Case Study: PS 62
In July 2011, GrowNYC sent letters to every school in Hunts Point in hopes of enticing them to start a garden. There was not a single registered school garden in the region. One week later, Principal Manfredonia at P.S. 62 called the Grow to Learn office. Kindergarten teacher Ms. Johnson, along with five other parents and teachers, began working alongside GrowNYC’s staffer Madeleine Andersen who, thanks to funding from the Doris Duke Charitable Foundation, provides technical assistance to schools in high-need areas.

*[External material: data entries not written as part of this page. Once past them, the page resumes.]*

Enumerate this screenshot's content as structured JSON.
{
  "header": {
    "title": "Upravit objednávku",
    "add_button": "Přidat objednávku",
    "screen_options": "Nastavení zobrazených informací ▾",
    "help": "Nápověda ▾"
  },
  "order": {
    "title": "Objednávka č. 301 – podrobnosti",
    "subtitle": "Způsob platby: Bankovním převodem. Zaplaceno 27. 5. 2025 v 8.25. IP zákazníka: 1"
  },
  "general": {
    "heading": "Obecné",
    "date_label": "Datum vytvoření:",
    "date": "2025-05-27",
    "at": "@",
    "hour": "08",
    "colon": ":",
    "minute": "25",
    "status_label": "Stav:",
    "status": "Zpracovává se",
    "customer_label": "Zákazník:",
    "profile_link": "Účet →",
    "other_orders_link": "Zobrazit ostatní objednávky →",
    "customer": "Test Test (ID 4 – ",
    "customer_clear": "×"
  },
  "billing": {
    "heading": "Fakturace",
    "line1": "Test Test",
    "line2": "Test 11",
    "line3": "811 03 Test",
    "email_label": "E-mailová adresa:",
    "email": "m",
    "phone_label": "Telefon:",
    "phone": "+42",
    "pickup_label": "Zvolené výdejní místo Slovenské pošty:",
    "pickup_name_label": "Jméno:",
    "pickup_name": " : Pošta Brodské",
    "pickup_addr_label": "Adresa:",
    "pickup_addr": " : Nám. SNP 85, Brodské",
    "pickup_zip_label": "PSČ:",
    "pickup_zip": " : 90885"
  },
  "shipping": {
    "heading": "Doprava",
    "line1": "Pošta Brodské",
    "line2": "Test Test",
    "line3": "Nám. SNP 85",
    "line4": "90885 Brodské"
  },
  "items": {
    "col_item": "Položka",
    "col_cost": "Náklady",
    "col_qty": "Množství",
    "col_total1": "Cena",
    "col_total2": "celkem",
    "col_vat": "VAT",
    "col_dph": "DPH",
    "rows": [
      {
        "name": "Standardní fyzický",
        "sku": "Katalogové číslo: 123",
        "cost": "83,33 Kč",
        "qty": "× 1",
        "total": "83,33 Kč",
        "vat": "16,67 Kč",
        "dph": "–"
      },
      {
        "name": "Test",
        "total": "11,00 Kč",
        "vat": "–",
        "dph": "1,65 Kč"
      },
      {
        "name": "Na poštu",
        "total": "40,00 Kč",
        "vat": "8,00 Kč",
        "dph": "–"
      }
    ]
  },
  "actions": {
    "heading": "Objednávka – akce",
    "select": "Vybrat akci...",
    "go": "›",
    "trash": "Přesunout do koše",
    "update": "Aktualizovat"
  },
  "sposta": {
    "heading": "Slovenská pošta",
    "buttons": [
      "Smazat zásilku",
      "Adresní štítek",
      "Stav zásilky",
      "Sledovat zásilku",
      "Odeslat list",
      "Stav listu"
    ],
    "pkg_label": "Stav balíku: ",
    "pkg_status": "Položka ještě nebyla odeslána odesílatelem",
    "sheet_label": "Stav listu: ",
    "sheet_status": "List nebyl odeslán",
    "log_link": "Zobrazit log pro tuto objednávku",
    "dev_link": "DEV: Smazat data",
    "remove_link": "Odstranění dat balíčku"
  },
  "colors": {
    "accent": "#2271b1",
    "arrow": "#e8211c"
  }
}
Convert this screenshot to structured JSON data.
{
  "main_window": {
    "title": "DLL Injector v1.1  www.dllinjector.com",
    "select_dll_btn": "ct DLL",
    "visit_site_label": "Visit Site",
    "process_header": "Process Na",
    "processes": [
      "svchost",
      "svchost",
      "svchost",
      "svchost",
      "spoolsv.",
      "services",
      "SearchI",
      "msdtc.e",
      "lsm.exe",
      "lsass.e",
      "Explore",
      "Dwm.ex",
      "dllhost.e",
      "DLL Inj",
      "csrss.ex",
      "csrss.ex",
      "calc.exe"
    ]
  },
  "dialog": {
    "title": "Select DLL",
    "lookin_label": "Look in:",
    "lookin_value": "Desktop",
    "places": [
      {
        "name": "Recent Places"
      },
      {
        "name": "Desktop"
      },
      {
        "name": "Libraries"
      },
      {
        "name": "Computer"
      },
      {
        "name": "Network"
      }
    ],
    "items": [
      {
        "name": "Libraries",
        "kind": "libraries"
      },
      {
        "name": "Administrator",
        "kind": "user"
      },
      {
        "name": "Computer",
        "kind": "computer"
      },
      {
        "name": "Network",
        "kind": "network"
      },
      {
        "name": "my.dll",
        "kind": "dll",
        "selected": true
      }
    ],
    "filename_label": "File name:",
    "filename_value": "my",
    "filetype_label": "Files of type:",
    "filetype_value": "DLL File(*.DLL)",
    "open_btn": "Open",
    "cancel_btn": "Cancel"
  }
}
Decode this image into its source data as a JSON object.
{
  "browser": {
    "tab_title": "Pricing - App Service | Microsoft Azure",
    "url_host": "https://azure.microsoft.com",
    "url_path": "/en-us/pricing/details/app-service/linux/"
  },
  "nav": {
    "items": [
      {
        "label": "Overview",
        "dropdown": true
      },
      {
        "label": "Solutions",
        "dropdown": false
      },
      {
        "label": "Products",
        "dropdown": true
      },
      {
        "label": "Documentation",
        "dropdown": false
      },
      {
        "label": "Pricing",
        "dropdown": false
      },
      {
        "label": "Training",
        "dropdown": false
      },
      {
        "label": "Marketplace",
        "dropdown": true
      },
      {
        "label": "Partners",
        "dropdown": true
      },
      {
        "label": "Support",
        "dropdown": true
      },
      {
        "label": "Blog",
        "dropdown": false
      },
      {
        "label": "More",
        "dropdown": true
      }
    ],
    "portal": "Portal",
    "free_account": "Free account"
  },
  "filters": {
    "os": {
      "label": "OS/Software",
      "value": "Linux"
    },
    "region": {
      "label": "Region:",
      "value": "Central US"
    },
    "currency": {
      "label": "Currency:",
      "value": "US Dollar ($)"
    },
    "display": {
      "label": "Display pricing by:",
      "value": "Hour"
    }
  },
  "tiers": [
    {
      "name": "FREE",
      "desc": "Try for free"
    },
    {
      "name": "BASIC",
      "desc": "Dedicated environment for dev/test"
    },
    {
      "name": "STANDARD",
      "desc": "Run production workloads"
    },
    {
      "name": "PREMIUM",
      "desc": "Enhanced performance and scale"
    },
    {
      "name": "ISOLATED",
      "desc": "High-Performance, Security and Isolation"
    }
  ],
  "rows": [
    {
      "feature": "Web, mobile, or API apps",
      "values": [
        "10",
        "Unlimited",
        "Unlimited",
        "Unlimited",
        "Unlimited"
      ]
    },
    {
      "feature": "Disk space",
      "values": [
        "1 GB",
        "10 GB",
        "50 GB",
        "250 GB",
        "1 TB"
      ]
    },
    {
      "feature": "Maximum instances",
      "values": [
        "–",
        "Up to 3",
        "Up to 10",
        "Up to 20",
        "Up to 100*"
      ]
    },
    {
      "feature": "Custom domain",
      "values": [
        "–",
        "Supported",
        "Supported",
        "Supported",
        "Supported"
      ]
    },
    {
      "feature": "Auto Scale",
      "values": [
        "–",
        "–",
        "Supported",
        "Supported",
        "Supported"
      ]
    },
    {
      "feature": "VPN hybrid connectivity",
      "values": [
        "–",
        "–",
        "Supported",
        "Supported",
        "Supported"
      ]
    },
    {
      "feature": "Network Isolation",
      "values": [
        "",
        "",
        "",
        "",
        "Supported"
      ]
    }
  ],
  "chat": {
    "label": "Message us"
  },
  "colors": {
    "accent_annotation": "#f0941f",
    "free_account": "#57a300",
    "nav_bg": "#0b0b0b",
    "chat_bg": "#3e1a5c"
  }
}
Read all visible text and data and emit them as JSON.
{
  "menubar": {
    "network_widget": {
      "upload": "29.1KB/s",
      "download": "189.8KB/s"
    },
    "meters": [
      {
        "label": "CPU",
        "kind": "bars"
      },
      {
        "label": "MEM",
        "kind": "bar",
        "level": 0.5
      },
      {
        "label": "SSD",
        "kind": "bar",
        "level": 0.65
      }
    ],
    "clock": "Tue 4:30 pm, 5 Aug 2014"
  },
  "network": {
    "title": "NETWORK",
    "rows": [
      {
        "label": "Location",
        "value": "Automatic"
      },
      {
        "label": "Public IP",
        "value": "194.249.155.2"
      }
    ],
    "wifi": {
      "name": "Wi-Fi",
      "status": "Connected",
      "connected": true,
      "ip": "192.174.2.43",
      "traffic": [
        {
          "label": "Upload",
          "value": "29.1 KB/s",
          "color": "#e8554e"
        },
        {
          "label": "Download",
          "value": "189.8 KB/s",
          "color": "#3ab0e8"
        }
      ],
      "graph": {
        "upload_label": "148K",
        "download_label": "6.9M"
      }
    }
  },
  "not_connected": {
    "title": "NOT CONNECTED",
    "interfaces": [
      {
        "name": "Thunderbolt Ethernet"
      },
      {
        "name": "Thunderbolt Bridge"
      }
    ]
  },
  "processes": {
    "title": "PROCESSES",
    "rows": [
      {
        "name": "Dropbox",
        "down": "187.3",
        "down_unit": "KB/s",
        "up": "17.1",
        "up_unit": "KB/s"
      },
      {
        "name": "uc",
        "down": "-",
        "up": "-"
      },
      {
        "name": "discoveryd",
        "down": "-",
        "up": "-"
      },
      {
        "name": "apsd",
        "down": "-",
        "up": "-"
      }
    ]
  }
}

In the fall, P.S. 62 applied for and received a $2,000 Grow to Learn mini grant to purchase tools, shade plants, and indoor grow light kits; provide training for teachers and parents; and host a June harvest event. In the winter, teachers and committee members attended professional development workshops with GreenThumb, New York Botanical Garden, and GrowNYC. In the spring, teachers, students, parents, and community volunteers joined together to build eight raised beds and fill them with soil.
Now 170 New York City elementary students are digging, learning, eating, and experiencing all the joys and benefits of school gardens. P.S. 62 harvested lettuce, radishes, swiss chard, and basil from the garden and served them in the cafeteria as part of its first annual Garden to Café harvest festival.
Yanet Rojas, The Peoples’ Garden
Ever since Yanet can remember, she has always loved plants. When she was just 6 years old growing up in Lima, Peru, that love led her to create a garden where nobody thought a garden belonged, “a place where we didn’t have water, we didn’t have soil – it was a really a kind of desert. And we had a beautiful garden – the most unique garden in our neighborhood.” From that starting point, Yanet planted any seed she could get her hands on, imagining what could come from such little packages. “Gardening for me is a kind of philosophy, because you are not just growing plants, you are growing yourself – your humanity and your soul.”
Thankfully, Yanet has brought that love with her to her new home in Cypress Hills. “Inside, I think I am a person who preserves life.” Noticing that her new neighborhood did not have enough parks or gardens, Yanet started to talk with her neighbors and when the opportunity came to start a garden, she jumped on board. The process was long, “in the beginning, I was gardening in my mind,” and the work was difficult, “it was amazing, the people from GrowNYC, they appeared like a troop and they start working. In one day we had everything done…if we had to do[clean the site] without GrowNYC, we would still be working today (over a year). Many people, many hands, one goal – makes small work.” Yanet and her community did not relent, and they now have a space they are proud of. Yanet brings her three daughters to the garden and sees the effect it has on their outlook and character, “that is something that is making hope grow inside of me.